* **YOUR OBJECTIVE**
Find the word "JSON" in the data. Return every line where it appears.

* **PROVIDED RECORDS**
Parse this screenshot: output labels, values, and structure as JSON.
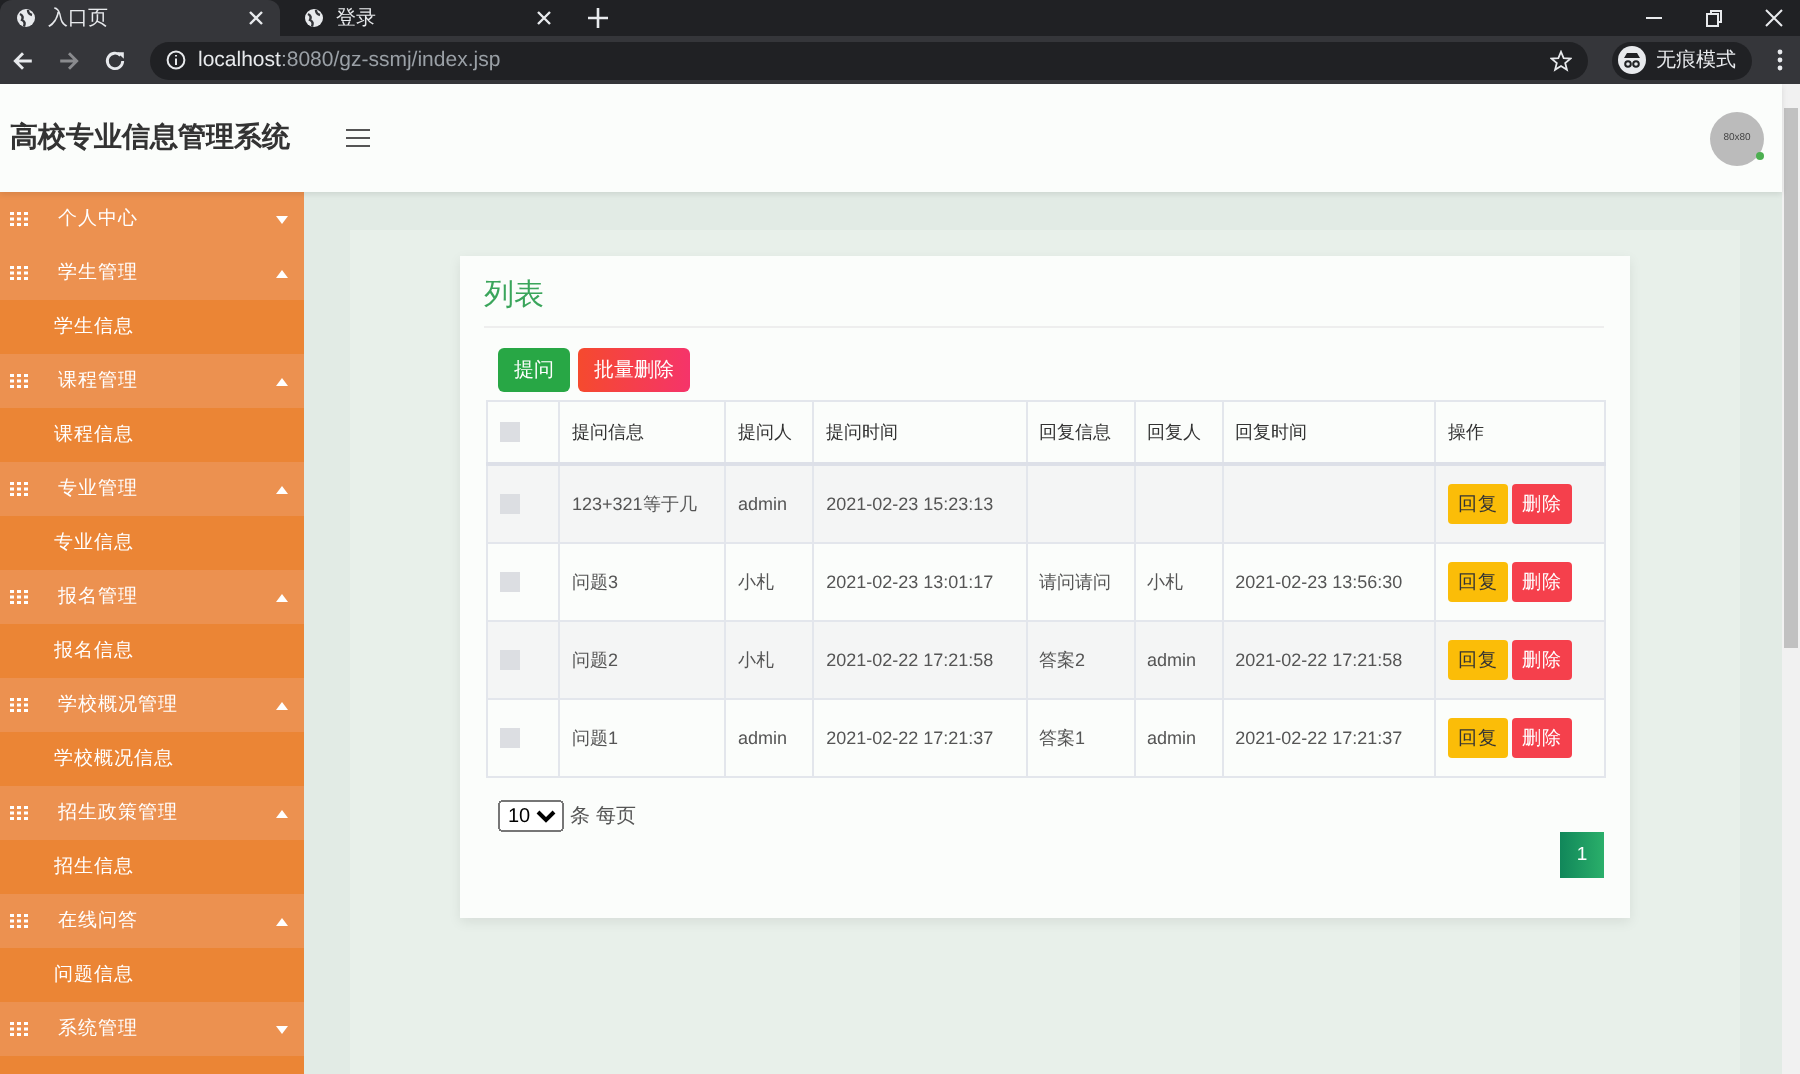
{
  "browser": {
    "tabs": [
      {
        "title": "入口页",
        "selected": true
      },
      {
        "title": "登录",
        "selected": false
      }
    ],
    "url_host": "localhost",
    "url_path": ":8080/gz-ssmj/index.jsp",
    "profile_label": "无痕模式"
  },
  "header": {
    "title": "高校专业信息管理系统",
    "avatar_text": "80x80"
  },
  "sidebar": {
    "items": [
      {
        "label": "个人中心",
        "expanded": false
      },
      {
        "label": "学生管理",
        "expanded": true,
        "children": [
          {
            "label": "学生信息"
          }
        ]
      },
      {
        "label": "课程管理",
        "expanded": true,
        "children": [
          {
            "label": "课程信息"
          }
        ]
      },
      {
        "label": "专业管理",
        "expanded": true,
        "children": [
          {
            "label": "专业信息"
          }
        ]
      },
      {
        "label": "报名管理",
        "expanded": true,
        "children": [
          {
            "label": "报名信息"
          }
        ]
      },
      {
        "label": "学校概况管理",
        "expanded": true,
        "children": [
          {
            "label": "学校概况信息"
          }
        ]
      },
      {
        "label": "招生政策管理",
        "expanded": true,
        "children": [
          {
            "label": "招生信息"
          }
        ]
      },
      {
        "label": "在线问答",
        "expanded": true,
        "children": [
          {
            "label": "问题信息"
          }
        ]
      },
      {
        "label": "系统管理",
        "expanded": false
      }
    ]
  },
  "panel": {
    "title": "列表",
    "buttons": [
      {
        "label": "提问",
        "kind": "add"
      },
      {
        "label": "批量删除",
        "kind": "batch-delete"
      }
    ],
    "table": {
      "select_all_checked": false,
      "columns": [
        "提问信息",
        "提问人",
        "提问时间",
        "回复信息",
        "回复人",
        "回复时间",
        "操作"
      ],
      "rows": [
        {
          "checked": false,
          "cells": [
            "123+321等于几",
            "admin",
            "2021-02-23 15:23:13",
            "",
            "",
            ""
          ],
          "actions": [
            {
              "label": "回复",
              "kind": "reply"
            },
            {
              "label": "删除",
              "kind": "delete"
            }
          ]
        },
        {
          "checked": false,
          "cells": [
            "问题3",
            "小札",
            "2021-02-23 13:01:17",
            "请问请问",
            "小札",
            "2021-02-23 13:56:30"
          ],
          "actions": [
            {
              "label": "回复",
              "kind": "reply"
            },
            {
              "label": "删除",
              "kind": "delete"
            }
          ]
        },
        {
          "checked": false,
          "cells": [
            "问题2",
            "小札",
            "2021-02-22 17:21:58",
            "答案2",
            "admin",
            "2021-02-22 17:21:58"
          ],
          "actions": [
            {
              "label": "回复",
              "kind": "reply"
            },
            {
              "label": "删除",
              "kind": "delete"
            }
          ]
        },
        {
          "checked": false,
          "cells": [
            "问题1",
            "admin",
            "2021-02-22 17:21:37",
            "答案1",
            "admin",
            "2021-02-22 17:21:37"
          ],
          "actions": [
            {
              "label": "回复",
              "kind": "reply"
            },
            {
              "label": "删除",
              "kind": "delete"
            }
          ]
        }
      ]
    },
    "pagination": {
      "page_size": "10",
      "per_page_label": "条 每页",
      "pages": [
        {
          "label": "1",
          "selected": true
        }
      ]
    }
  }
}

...

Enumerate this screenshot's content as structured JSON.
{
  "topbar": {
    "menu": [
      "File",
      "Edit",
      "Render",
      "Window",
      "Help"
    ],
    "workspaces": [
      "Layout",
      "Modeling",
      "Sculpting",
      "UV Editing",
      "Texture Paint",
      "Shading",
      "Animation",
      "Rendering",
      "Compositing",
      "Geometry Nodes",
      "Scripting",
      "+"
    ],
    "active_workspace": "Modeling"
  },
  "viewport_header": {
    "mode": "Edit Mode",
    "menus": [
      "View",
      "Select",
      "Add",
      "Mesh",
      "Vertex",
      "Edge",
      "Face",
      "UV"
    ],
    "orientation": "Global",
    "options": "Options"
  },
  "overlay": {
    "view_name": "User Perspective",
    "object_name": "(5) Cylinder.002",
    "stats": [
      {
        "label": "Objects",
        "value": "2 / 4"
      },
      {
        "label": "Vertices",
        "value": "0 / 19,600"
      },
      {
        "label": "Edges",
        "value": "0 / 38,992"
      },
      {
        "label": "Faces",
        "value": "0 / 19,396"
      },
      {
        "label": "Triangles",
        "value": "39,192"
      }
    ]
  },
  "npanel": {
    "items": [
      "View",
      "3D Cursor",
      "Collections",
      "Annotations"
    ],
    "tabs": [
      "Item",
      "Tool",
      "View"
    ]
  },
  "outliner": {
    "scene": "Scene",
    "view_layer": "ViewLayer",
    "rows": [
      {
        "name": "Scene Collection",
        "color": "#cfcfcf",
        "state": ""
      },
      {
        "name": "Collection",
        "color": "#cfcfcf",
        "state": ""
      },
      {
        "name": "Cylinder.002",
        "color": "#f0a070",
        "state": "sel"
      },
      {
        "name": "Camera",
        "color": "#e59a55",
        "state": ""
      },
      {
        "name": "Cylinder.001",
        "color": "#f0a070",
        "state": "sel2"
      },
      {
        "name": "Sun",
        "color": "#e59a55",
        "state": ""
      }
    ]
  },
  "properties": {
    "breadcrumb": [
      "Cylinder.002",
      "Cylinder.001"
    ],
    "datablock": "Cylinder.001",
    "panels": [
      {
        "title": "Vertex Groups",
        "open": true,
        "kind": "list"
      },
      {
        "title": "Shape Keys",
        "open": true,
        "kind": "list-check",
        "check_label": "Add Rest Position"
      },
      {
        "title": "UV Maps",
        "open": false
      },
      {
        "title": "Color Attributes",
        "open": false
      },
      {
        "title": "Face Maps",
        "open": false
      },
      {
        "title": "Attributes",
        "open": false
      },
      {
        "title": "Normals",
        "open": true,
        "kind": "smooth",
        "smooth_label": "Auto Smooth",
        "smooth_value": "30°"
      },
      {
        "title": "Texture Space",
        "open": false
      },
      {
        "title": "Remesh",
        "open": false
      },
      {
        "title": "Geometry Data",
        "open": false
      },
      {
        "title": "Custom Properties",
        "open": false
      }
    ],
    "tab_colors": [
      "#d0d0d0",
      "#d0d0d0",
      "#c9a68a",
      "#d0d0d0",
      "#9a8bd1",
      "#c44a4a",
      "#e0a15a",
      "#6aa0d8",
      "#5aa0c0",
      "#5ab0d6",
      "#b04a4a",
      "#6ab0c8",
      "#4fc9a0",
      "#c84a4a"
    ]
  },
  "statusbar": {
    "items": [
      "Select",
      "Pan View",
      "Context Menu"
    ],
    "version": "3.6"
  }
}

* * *

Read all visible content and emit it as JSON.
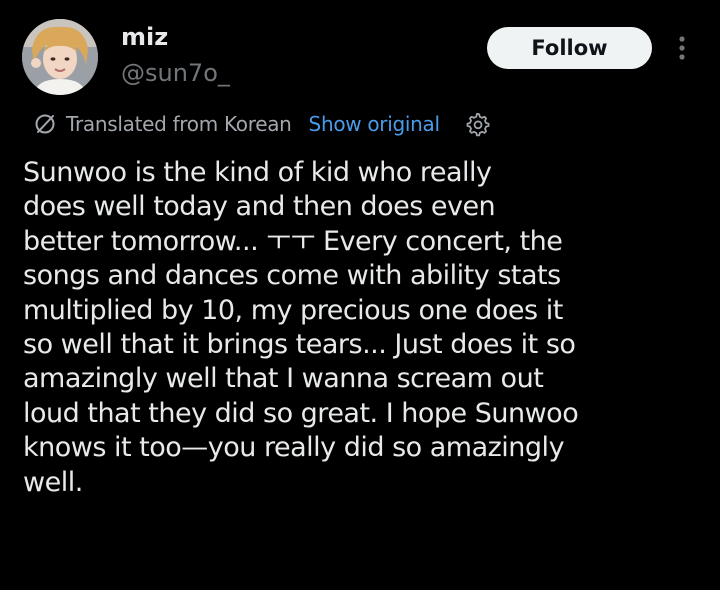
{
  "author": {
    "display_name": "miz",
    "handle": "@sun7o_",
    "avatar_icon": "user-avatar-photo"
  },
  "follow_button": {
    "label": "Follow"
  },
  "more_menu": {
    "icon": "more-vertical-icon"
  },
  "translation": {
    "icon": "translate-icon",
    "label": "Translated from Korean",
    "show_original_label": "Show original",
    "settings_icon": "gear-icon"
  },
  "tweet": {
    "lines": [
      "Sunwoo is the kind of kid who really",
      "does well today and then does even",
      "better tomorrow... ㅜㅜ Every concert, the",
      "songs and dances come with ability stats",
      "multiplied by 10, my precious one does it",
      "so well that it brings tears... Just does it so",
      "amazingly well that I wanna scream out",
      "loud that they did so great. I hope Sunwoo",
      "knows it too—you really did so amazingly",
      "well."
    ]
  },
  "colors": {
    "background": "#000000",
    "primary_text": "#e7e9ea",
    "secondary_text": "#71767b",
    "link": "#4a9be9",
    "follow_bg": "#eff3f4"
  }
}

* **ANSWER SECTION**
Parse this screenshot: output labels, values, and structure as JSON.
Enumerate this screenshot's content as structured JSON.
Read all visible content and emit it as JSON.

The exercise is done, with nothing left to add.